A recent Swedish study finds no link between celiac disease and autism spectrum disorders.
The study’s lead, Dr. Jonas Ludvigsson of Sweden’s Karolinska Institute, says that this is one less thing for people who have celiac disease or autism spectrum disorder (ASD) to worry about.
According to Ludvigsson, people who were diagnosed with an ASD in the study were no more likely to be diagnosed with celiac disease than people without an ASD.
Ludvigsson and his colleagues linked several Swedish databases to compare the celiac disease diagnoses among people with ASDs to a group of people without the developmental disorders. The researchers had data from 250,000 people.

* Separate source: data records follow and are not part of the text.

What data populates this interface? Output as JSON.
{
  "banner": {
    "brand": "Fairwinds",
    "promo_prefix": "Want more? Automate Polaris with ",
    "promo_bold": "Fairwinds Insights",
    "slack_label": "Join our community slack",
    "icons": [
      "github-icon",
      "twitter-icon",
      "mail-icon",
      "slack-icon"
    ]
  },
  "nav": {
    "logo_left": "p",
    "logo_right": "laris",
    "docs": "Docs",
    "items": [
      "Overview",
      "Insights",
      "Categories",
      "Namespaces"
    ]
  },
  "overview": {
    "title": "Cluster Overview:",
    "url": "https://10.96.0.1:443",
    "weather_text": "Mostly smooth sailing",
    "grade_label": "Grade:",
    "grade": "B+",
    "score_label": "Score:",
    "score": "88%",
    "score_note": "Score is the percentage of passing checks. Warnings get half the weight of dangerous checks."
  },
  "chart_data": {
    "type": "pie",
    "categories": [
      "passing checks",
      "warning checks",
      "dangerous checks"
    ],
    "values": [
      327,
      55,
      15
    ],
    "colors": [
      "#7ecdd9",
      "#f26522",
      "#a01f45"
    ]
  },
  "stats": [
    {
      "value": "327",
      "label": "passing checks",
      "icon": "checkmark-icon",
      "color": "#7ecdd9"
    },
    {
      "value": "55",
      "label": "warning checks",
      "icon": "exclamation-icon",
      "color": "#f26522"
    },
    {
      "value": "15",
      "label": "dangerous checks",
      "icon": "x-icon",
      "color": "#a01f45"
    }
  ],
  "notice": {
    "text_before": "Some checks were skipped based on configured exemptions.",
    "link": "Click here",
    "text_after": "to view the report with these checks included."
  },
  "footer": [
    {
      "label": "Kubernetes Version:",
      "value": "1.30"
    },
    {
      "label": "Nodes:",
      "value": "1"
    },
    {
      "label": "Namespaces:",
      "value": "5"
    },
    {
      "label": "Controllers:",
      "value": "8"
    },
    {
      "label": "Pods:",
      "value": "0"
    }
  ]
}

Roughly 44 people per 100,000 were diagnosed with an ASD before they were diagnosed with celiac disease. That compared to about 48 people per 100,000 who were diagnosed with an ASD but not with celiac disease.

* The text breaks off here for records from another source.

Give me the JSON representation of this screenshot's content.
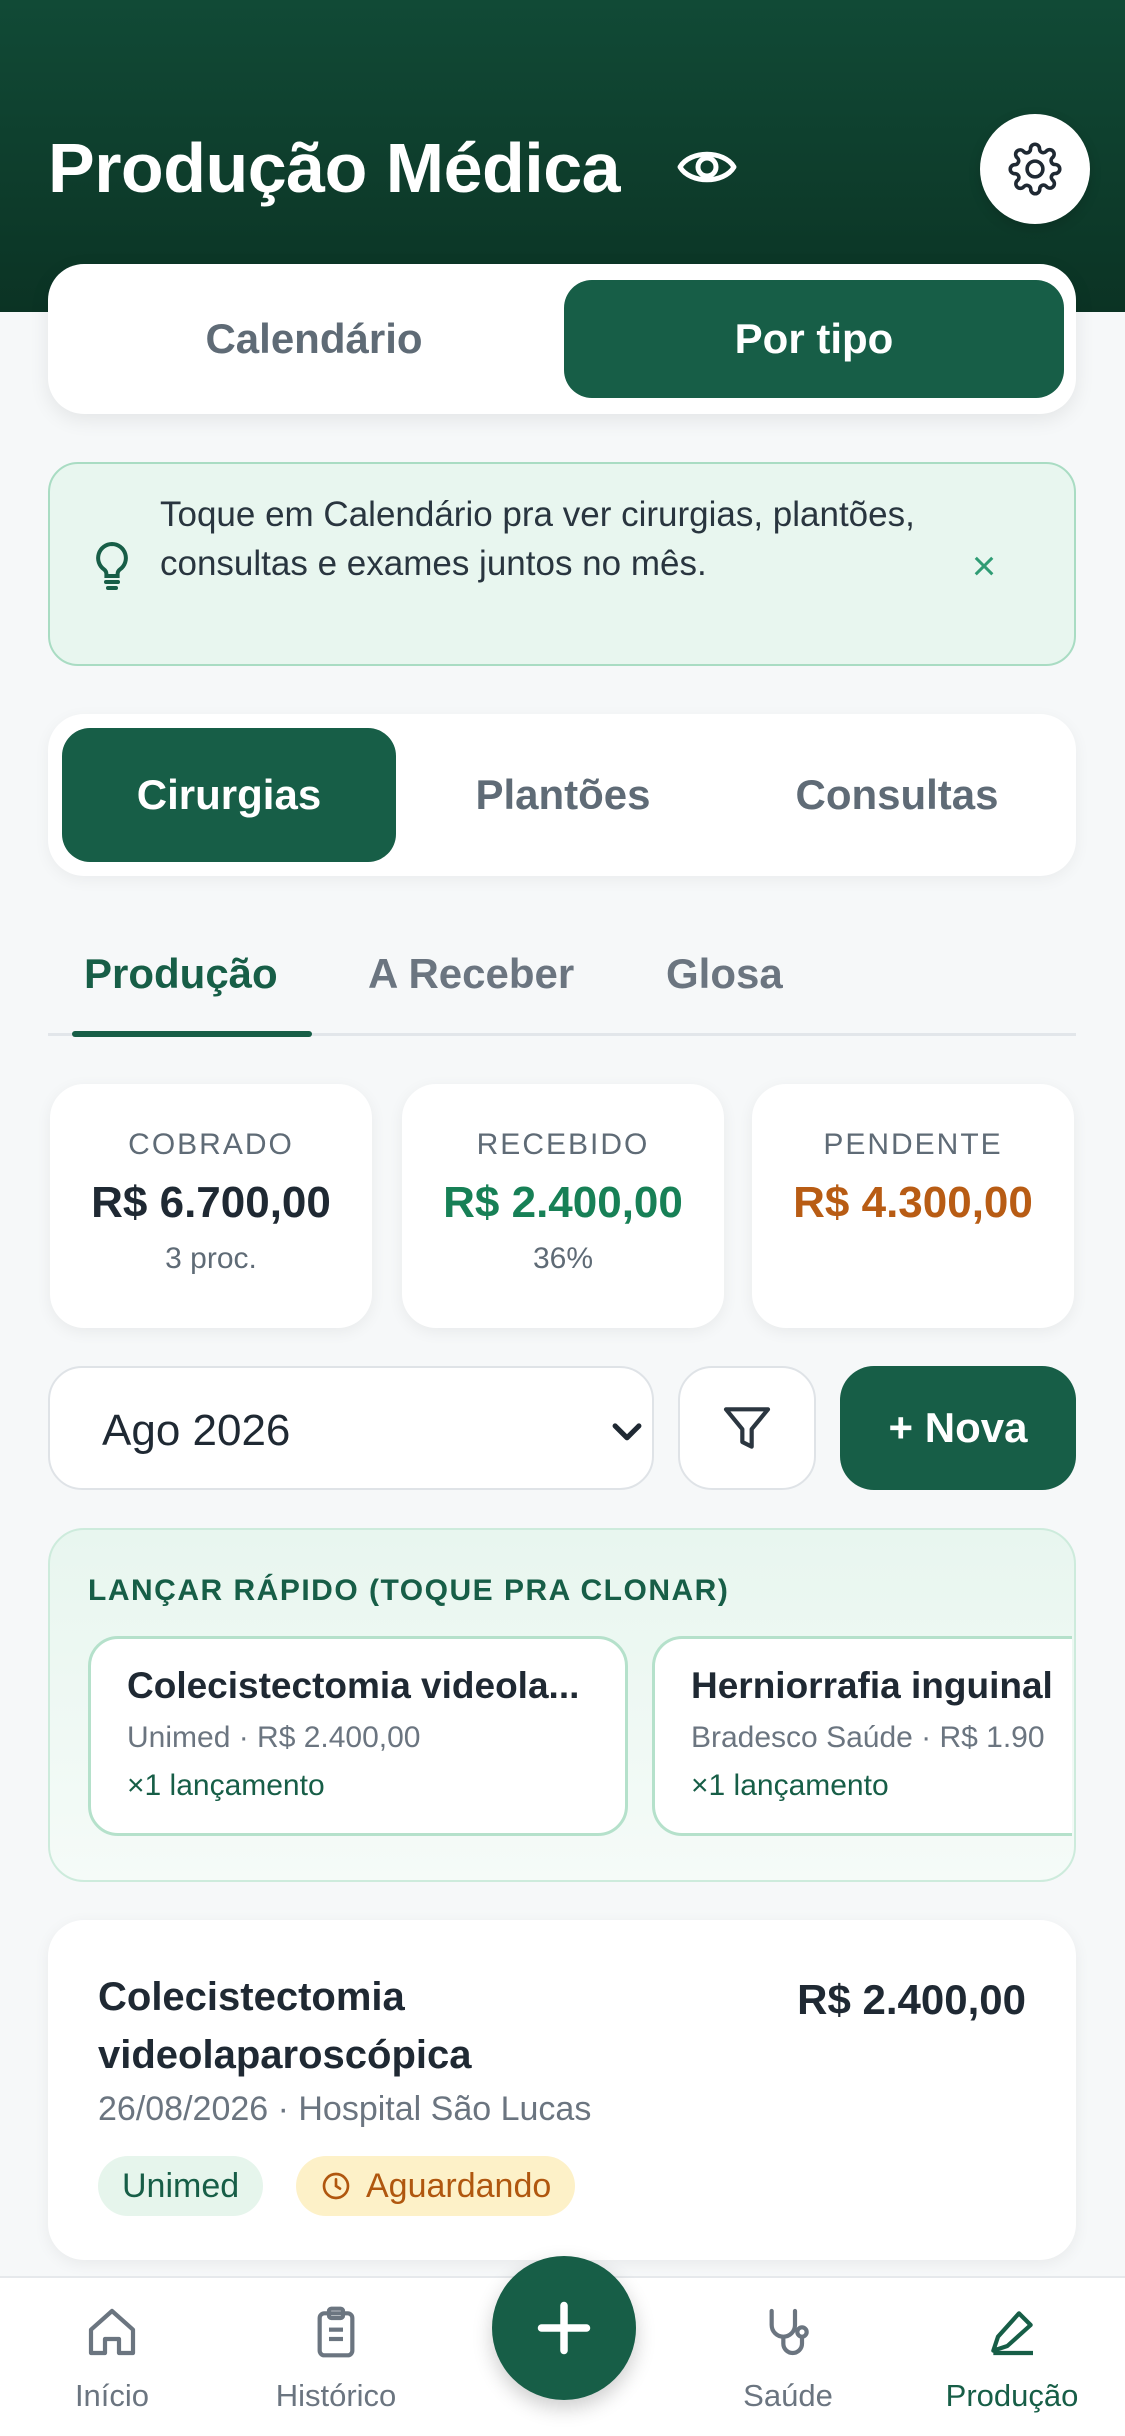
{
  "header": {
    "title": "Produção Médica",
    "icons": {
      "visibility": "eye-icon",
      "settings": "gear-icon"
    }
  },
  "view_toggle": {
    "calendar": "Calendário",
    "by_type": "Por tipo",
    "selected": "Por tipo"
  },
  "tip": {
    "text": "Toque em Calendário pra ver cirurgias, plantões, consultas e exames juntos no mês.",
    "close": "×",
    "icon": "lightbulb-icon"
  },
  "categories": {
    "items": [
      "Cirurgias",
      "Plantões",
      "Consultas"
    ],
    "selected": "Cirurgias"
  },
  "subtabs": {
    "items": [
      "Produção",
      "A Receber",
      "Glosa"
    ],
    "selected": "Produção"
  },
  "stats": [
    {
      "label": "COBRADO",
      "value": "R$ 6.700,00",
      "sub": "3 proc."
    },
    {
      "label": "RECEBIDO",
      "value": "R$ 2.400,00",
      "sub": "36%"
    },
    {
      "label": "PENDENTE",
      "value": "R$ 4.300,00",
      "sub": ""
    }
  ],
  "filters": {
    "month": "Ago 2026",
    "new_button": "+ Nova",
    "filter_icon": "filter-icon"
  },
  "quick_launch": {
    "title": "LANÇAR RÁPIDO (TOQUE PRA CLONAR)",
    "cards": [
      {
        "name": "Colecistectomia videola...",
        "meta": "Unimed · R$ 2.400,00",
        "count": "×1 lançamento"
      },
      {
        "name": "Herniorrafia inguinal",
        "meta": "Bradesco Saúde · R$ 1.90",
        "count": "×1 lançamento"
      }
    ]
  },
  "procedure": {
    "name": "Colecistectomia videolaparoscópica",
    "value": "R$ 2.400,00",
    "details": "26/08/2026 · Hospital São Lucas",
    "insurer": "Unimed",
    "status": "Aguardando"
  },
  "tabbar": {
    "items": [
      "Início",
      "Histórico",
      "Saúde",
      "Produção"
    ],
    "active": "Produção"
  },
  "colors": {
    "primary": "#175e47",
    "received": "#178056",
    "pending": "#b85c14",
    "header": "#114a36"
  }
}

The study did find, however, a link between ASDs and a positive blood test for celiac disease, which alone is not enough to diagnose someone with the condition. A celiac disease diagnosis requires both a positive blood test and evidence of damage to the small intestine.

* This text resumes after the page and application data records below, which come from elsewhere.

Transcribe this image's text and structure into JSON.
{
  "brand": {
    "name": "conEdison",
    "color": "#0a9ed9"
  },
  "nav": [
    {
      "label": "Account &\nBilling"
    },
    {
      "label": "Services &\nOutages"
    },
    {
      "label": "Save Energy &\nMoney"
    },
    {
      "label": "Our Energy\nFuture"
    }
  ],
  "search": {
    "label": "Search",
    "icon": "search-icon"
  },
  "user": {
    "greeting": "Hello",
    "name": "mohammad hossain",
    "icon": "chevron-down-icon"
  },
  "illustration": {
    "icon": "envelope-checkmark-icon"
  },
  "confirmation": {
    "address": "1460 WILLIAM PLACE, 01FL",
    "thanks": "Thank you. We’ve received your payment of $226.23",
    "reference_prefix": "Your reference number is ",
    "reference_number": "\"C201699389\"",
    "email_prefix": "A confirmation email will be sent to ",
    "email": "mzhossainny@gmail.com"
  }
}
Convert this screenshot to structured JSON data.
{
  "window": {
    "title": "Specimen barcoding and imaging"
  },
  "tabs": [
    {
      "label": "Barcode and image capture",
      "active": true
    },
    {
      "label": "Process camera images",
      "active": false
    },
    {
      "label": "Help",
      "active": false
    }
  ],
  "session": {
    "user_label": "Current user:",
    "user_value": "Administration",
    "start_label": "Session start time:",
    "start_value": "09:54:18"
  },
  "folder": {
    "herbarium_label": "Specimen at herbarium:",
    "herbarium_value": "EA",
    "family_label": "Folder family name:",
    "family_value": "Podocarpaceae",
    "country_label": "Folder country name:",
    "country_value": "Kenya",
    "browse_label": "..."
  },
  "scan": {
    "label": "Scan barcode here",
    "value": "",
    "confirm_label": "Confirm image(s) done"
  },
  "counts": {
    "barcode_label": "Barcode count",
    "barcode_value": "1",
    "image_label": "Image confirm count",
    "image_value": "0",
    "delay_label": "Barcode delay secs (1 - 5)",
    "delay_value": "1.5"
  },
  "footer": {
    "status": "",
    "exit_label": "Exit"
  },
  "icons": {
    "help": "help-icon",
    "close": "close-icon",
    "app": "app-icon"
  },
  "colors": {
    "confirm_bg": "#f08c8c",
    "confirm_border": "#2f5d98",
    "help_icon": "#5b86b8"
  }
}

Ludvigsson cautioned that the link between ASDs and a positive celiac blood test is based on a small number of cases. There could be a real relationship between the two or it could be a result of doctors overtesting people with ASDs, he said.
The study also does not shed any light on whether a gluten-free diet improves ASD symptoms. The study is published in JAMA Psychiatry.